Ray Edmondson Fellowship Recipient

BY JANINE WINFREE

In 2019 the NFSA hosted Janine Winfree, a graduating student from the L Jeffrey Selznick School of Film Preservation at George Eastman Museum in Rochester, New York. Janine was the recipient of the 2019 Ray Edmondson Fellowship and her work at the NFSA focused on the film format she loves most – 28mm.

Anzacs on 28mm film

Portrait of Janine Winfree with a can of 28mm at the NFSA.

Janine Winfree with a can of 28mm film at the NFSA, 2019.

I was asked to inspect and identify approximately 150 films on 28mm in the NFSA collection.

An early home movie and educational format developed by Pathé in 1912, many 28mm films were produced in France. Examining the NFSA's 28mm films helps our understanding of what Australians in the early 20th century were watching – for entertainment and education.

The 28mm collection consists of a variety of subjects – novelty, shorts, serials and newsreels.

Newsreels were a key source of information about current affairs at home and abroad. One 28mm reel in the collection is a Pathé newsreel titled Departure of the Australian Expeditionary Force, showing Anzac troops waiting to board a ship during the First World War:

Cats and Caves on 28mm

Film strip from a film called Les Chats showing cats in a flying machine.

28mm film strip from Les Chats, c1910. NFSA title:1588246

My personal favourite 28mm film in the collection is Les Chats, which not only included clips of kittens playing with each other but also a trick shot of what appears to be kittens flying on a toy plane (pictured right).

There was no plot or lesson to be learned; it was simply different shots of kittens being as cute as they possibly could be. Apparently not many things have changed in 100 years – we still love our cat videos!

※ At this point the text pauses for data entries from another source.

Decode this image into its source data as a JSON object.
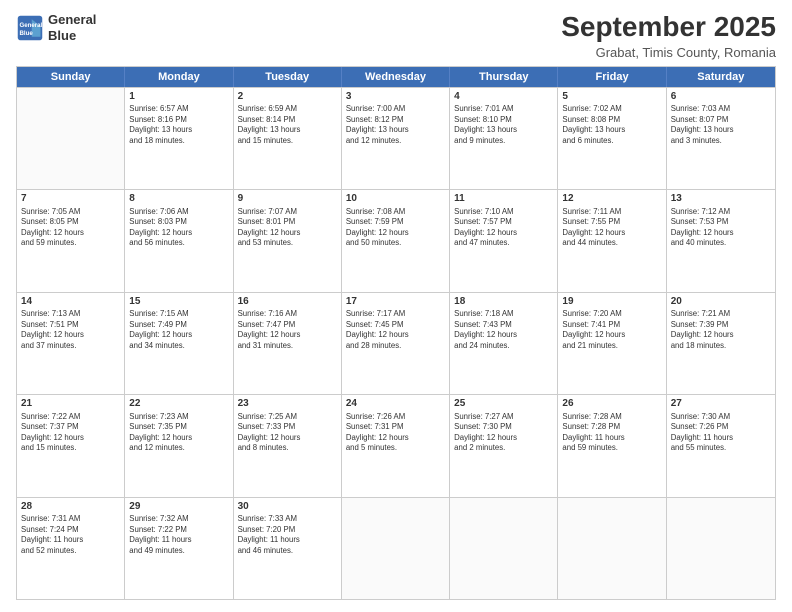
{
  "header": {
    "logo_line1": "General",
    "logo_line2": "Blue",
    "month": "September 2025",
    "location": "Grabat, Timis County, Romania"
  },
  "weekdays": [
    "Sunday",
    "Monday",
    "Tuesday",
    "Wednesday",
    "Thursday",
    "Friday",
    "Saturday"
  ],
  "rows": [
    [
      {
        "day": "",
        "lines": []
      },
      {
        "day": "1",
        "lines": [
          "Sunrise: 6:57 AM",
          "Sunset: 8:16 PM",
          "Daylight: 13 hours",
          "and 18 minutes."
        ]
      },
      {
        "day": "2",
        "lines": [
          "Sunrise: 6:59 AM",
          "Sunset: 8:14 PM",
          "Daylight: 13 hours",
          "and 15 minutes."
        ]
      },
      {
        "day": "3",
        "lines": [
          "Sunrise: 7:00 AM",
          "Sunset: 8:12 PM",
          "Daylight: 13 hours",
          "and 12 minutes."
        ]
      },
      {
        "day": "4",
        "lines": [
          "Sunrise: 7:01 AM",
          "Sunset: 8:10 PM",
          "Daylight: 13 hours",
          "and 9 minutes."
        ]
      },
      {
        "day": "5",
        "lines": [
          "Sunrise: 7:02 AM",
          "Sunset: 8:08 PM",
          "Daylight: 13 hours",
          "and 6 minutes."
        ]
      },
      {
        "day": "6",
        "lines": [
          "Sunrise: 7:03 AM",
          "Sunset: 8:07 PM",
          "Daylight: 13 hours",
          "and 3 minutes."
        ]
      }
    ],
    [
      {
        "day": "7",
        "lines": [
          "Sunrise: 7:05 AM",
          "Sunset: 8:05 PM",
          "Daylight: 12 hours",
          "and 59 minutes."
        ]
      },
      {
        "day": "8",
        "lines": [
          "Sunrise: 7:06 AM",
          "Sunset: 8:03 PM",
          "Daylight: 12 hours",
          "and 56 minutes."
        ]
      },
      {
        "day": "9",
        "lines": [
          "Sunrise: 7:07 AM",
          "Sunset: 8:01 PM",
          "Daylight: 12 hours",
          "and 53 minutes."
        ]
      },
      {
        "day": "10",
        "lines": [
          "Sunrise: 7:08 AM",
          "Sunset: 7:59 PM",
          "Daylight: 12 hours",
          "and 50 minutes."
        ]
      },
      {
        "day": "11",
        "lines": [
          "Sunrise: 7:10 AM",
          "Sunset: 7:57 PM",
          "Daylight: 12 hours",
          "and 47 minutes."
        ]
      },
      {
        "day": "12",
        "lines": [
          "Sunrise: 7:11 AM",
          "Sunset: 7:55 PM",
          "Daylight: 12 hours",
          "and 44 minutes."
        ]
      },
      {
        "day": "13",
        "lines": [
          "Sunrise: 7:12 AM",
          "Sunset: 7:53 PM",
          "Daylight: 12 hours",
          "and 40 minutes."
        ]
      }
    ],
    [
      {
        "day": "14",
        "lines": [
          "Sunrise: 7:13 AM",
          "Sunset: 7:51 PM",
          "Daylight: 12 hours",
          "and 37 minutes."
        ]
      },
      {
        "day": "15",
        "lines": [
          "Sunrise: 7:15 AM",
          "Sunset: 7:49 PM",
          "Daylight: 12 hours",
          "and 34 minutes."
        ]
      },
      {
        "day": "16",
        "lines": [
          "Sunrise: 7:16 AM",
          "Sunset: 7:47 PM",
          "Daylight: 12 hours",
          "and 31 minutes."
        ]
      },
      {
        "day": "17",
        "lines": [
          "Sunrise: 7:17 AM",
          "Sunset: 7:45 PM",
          "Daylight: 12 hours",
          "and 28 minutes."
        ]
      },
      {
        "day": "18",
        "lines": [
          "Sunrise: 7:18 AM",
          "Sunset: 7:43 PM",
          "Daylight: 12 hours",
          "and 24 minutes."
        ]
      },
      {
        "day": "19",
        "lines": [
          "Sunrise: 7:20 AM",
          "Sunset: 7:41 PM",
          "Daylight: 12 hours",
          "and 21 minutes."
        ]
      },
      {
        "day": "20",
        "lines": [
          "Sunrise: 7:21 AM",
          "Sunset: 7:39 PM",
          "Daylight: 12 hours",
          "and 18 minutes."
        ]
      }
    ],
    [
      {
        "day": "21",
        "lines": [
          "Sunrise: 7:22 AM",
          "Sunset: 7:37 PM",
          "Daylight: 12 hours",
          "and 15 minutes."
        ]
      },
      {
        "day": "22",
        "lines": [
          "Sunrise: 7:23 AM",
          "Sunset: 7:35 PM",
          "Daylight: 12 hours",
          "and 12 minutes."
        ]
      },
      {
        "day": "23",
        "lines": [
          "Sunrise: 7:25 AM",
          "Sunset: 7:33 PM",
          "Daylight: 12 hours",
          "and 8 minutes."
        ]
      },
      {
        "day": "24",
        "lines": [
          "Sunrise: 7:26 AM",
          "Sunset: 7:31 PM",
          "Daylight: 12 hours",
          "and 5 minutes."
        ]
      },
      {
        "day": "25",
        "lines": [
          "Sunrise: 7:27 AM",
          "Sunset: 7:30 PM",
          "Daylight: 12 hours",
          "and 2 minutes."
        ]
      },
      {
        "day": "26",
        "lines": [
          "Sunrise: 7:28 AM",
          "Sunset: 7:28 PM",
          "Daylight: 11 hours",
          "and 59 minutes."
        ]
      },
      {
        "day": "27",
        "lines": [
          "Sunrise: 7:30 AM",
          "Sunset: 7:26 PM",
          "Daylight: 11 hours",
          "and 55 minutes."
        ]
      }
    ],
    [
      {
        "day": "28",
        "lines": [
          "Sunrise: 7:31 AM",
          "Sunset: 7:24 PM",
          "Daylight: 11 hours",
          "and 52 minutes."
        ]
      },
      {
        "day": "29",
        "lines": [
          "Sunrise: 7:32 AM",
          "Sunset: 7:22 PM",
          "Daylight: 11 hours",
          "and 49 minutes."
        ]
      },
      {
        "day": "30",
        "lines": [
          "Sunrise: 7:33 AM",
          "Sunset: 7:20 PM",
          "Daylight: 11 hours",
          "and 46 minutes."
        ]
      },
      {
        "day": "",
        "lines": []
      },
      {
        "day": "",
        "lines": []
      },
      {
        "day": "",
        "lines": []
      },
      {
        "day": "",
        "lines": []
      }
    ]
  ]
}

The 28mm format was also used for making home movies, although these are comparatively rare. Surprisingly the NFSA has several Australian home movies on 28mm, including a family vacation at Jenolan Caves in the Blue Mountains (pictured below right).

Film strip from a home movie showing the road to the Jenolan Caves.

28mm film strip from a home movie of views from Jenolan Caves, c1915. NFSA title:684221

Dealing with Hazards

Many of the films that I inspected were almost 100 years old, but they were all in surprisingly good condition. However, film damage and decay is not uncommon with this format.

The film conservation experts at the NFSA were able to teach me new conservation methods to deal with issues that can damage these films or make handling them difficult.

As 28mm was used as a home movie format, it was especially important that it not catch fire easily. Naphthalene, a fire-retardant chemical, helped make the 28mm diacetate film safer. As these films age, however, the chemical releases and can be hazardous to inhale, so archivists must take precautions to limit their exposure.

Other possible damage to the films comes from rust on the can and reel which can stain the film.

Conservation staff at the NFSA taught me some new conservation methods to deal with these issues, including inspecting film under a fume hood to protect myself from potential chemical hazards and using a small vacuum brush to remove rust in order to inspect a film safely.

My fellowship at the NFSA gave me more valuable experience in handling film in an archival setting, but it also introduced me to new Australian subjects and historical events.

And it reminded me of the universal – and long-lasting appreciation – of funny cat clips!

 

The Ray Edmondson/NFSA Fellowship supports a graduating student from the L Jeffrey Selznick School of Film Preservation at George Eastman Museum to visit the NFSA as a member of the curatorial team for up to two months. You can find more information on the George Eastman Museum website.